more
useful
properties

for
function
writers
are
briefly
described
in
the
following
sections.
For
complete
information
on
a
particular
property,
refer
to
Excel’s
online
help.

The
Formula
property

The
Formula
property
returns
the
formula
(as
a
string)
contained
in
a
cell.
If
you
try
to
access
the

Formula
property
for
a
range
that
consists
of
more
than
one
cell,
you
get
an
error.
If
the
cell

does
not
have
a
formula,
this
property
returns
a
string,
which
is
the
cell’s
value
as
it
appears
in
the

Formula
bar.
The
following
function
simply
displays
the
formula
for
the
upper-left
cell
in
a
range:

Function
CELLFORMULA(cell)

CELLFORMULA
=
cell.Range(“A1”).Formula

End
Function

You
can
use
the
HasFormula
property
to
determine
whether
a
cell
has
a
formula.

The
Address
Property

The
Address
property
returns
the
address
of
a
range
as
a
string.
By
default,
it
returns
the

address
as
an
absolute
reference
(for
example,
$A$1:$C$12).
The
following
function,
which
is
not
all
that
useful,
returns
the
address
of
a
range:

Function
RANGEADDRESS(rng)
RANGEADDRESS =
rng.Address

End
Function

For
example,
the
following
formula
returns
the
string
$A$1:$C$3:

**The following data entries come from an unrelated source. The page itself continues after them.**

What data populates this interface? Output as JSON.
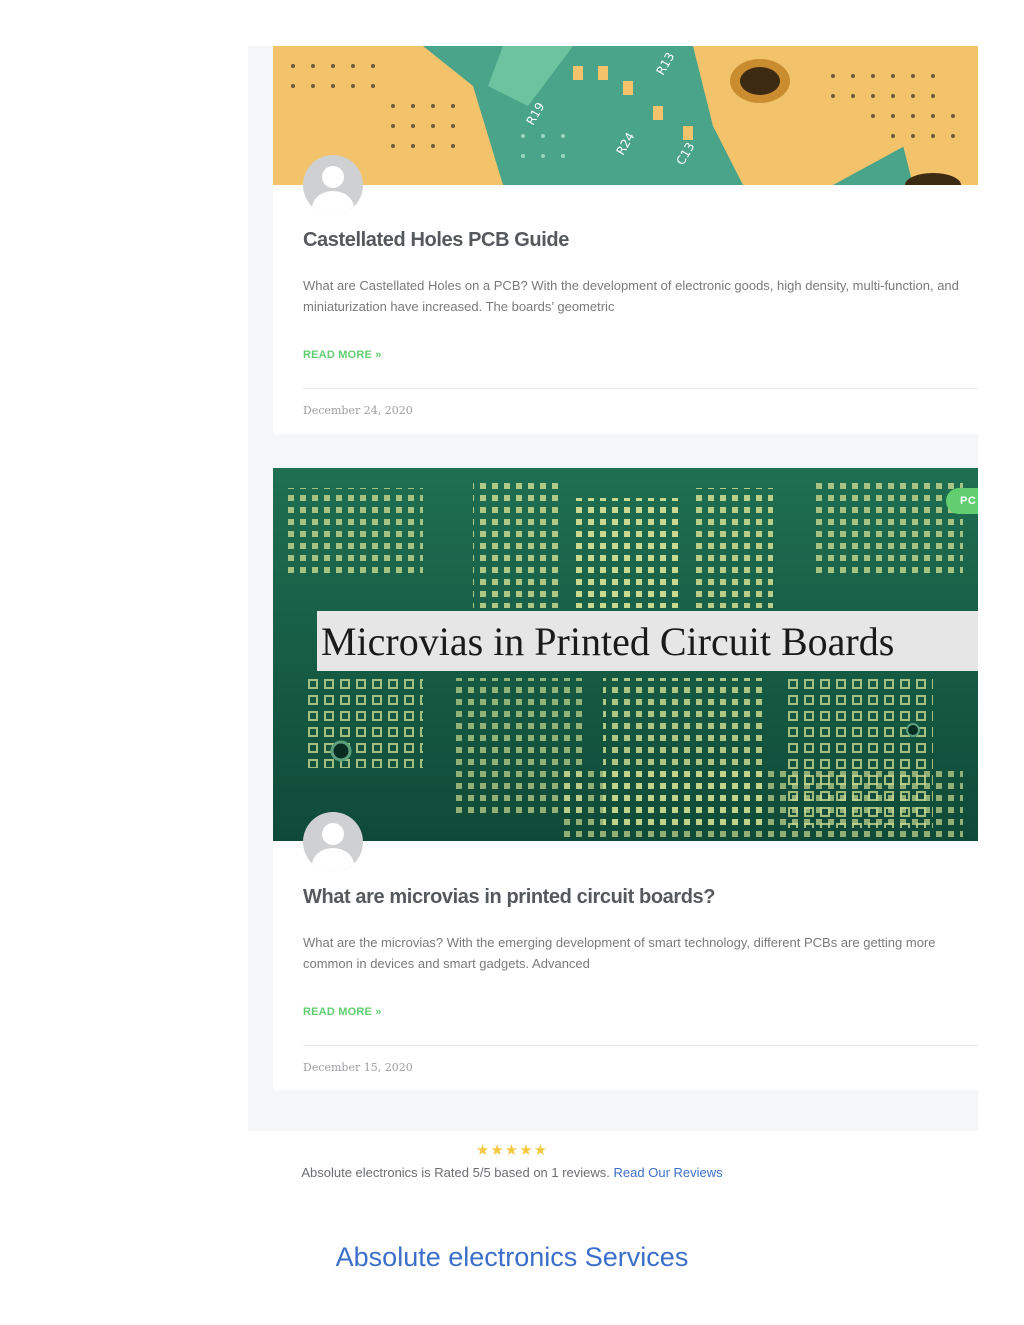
{
  "posts": [
    {
      "title": "Castellated Holes PCB Guide",
      "excerpt": "What are Castellated Holes on a PCB? With the development of electronic goods, high density, multi-function, and miniaturization have increased. The boards’ geometric",
      "read_more": "READ MORE »",
      "date": "December 24, 2020",
      "image_text": [
        "R19",
        "R24",
        "C13",
        "R13"
      ]
    },
    {
      "title": "What are microvias in printed circuit boards?",
      "excerpt": "What are the microvias?  With the emerging development of smart technology, different PCBs are getting more common in devices and smart gadgets. Advanced",
      "read_more": "READ MORE »",
      "date": "December 15, 2020",
      "badge": "PC",
      "image_caption": "Microvias in Printed Circuit Boards"
    }
  ],
  "rating": {
    "stars": "★★★★★",
    "text": "Absolute electronics is Rated 5/5 based on 1 reviews.",
    "link": "Read Our Reviews"
  },
  "services_heading": "Absolute electronics Services",
  "colors": {
    "accent_green": "#61ce70",
    "link_blue": "#3b6fc9",
    "star_yellow": "#f5c842",
    "panel_bg": "#f5f6f8"
  },
  "icons": [
    "avatar-placeholder-icon",
    "star-icon"
  ]
}
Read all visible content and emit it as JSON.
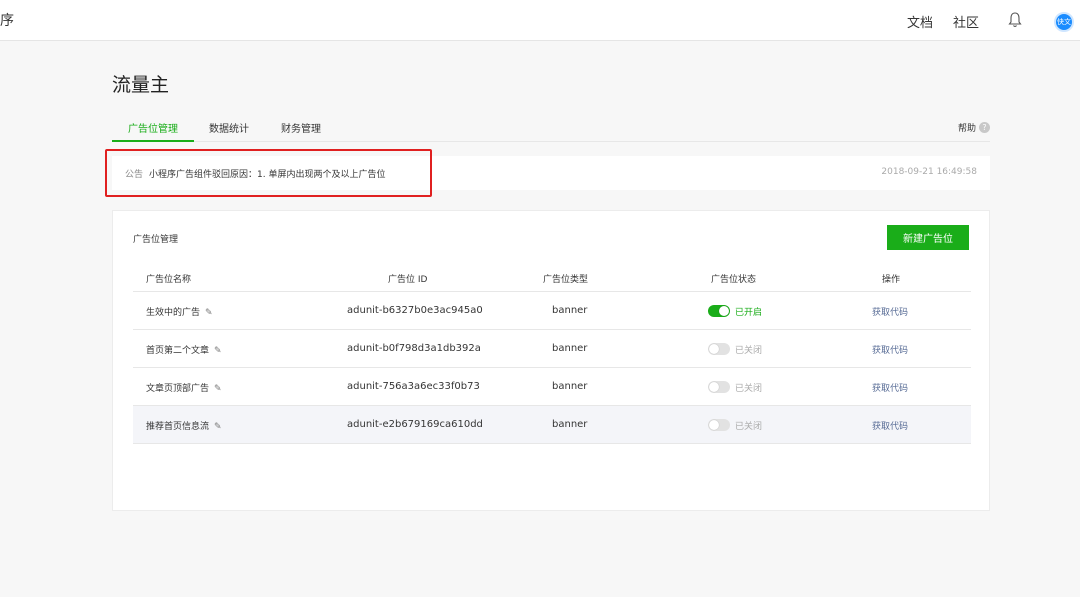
{
  "topbar": {
    "app_title_fragment": "序",
    "links": [
      "文档",
      "社区"
    ],
    "avatar_text": "快文"
  },
  "page_title": "流量主",
  "tabs": [
    {
      "label": "广告位管理",
      "active": true
    },
    {
      "label": "数据统计",
      "active": false
    },
    {
      "label": "财务管理",
      "active": false
    }
  ],
  "help_label": "帮助",
  "notice": {
    "label": "公告",
    "text": "小程序广告组件驳回原因：1. 单屏内出现两个及以上广告位",
    "time": "2018-09-21 16:49:58"
  },
  "card": {
    "title": "广告位管理",
    "new_button": "新建广告位",
    "columns": [
      "广告位名称",
      "广告位 ID",
      "广告位类型",
      "广告位状态",
      "操作"
    ],
    "rows": [
      {
        "name": "生效中的广告",
        "id": "adunit-b6327b0e3ac945a0",
        "type": "banner",
        "status": "已开启",
        "on": true,
        "action": "获取代码"
      },
      {
        "name": "首页第二个文章",
        "id": "adunit-b0f798d3a1db392a",
        "type": "banner",
        "status": "已关闭",
        "on": false,
        "action": "获取代码"
      },
      {
        "name": "文章页顶部广告",
        "id": "adunit-756a3a6ec33f0b73",
        "type": "banner",
        "status": "已关闭",
        "on": false,
        "action": "获取代码"
      },
      {
        "name": "推荐首页信息流",
        "id": "adunit-e2b679169ca610dd",
        "type": "banner",
        "status": "已关闭",
        "on": false,
        "action": "获取代码"
      }
    ]
  },
  "colors": {
    "accent_green": "#1aad19",
    "link_blue": "#576b95",
    "highlight_red": "#e02020"
  }
}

=RANGEADDRESS(A1:C3)

The
formula
below
returns
the
address
of
a
range
named
MyRange: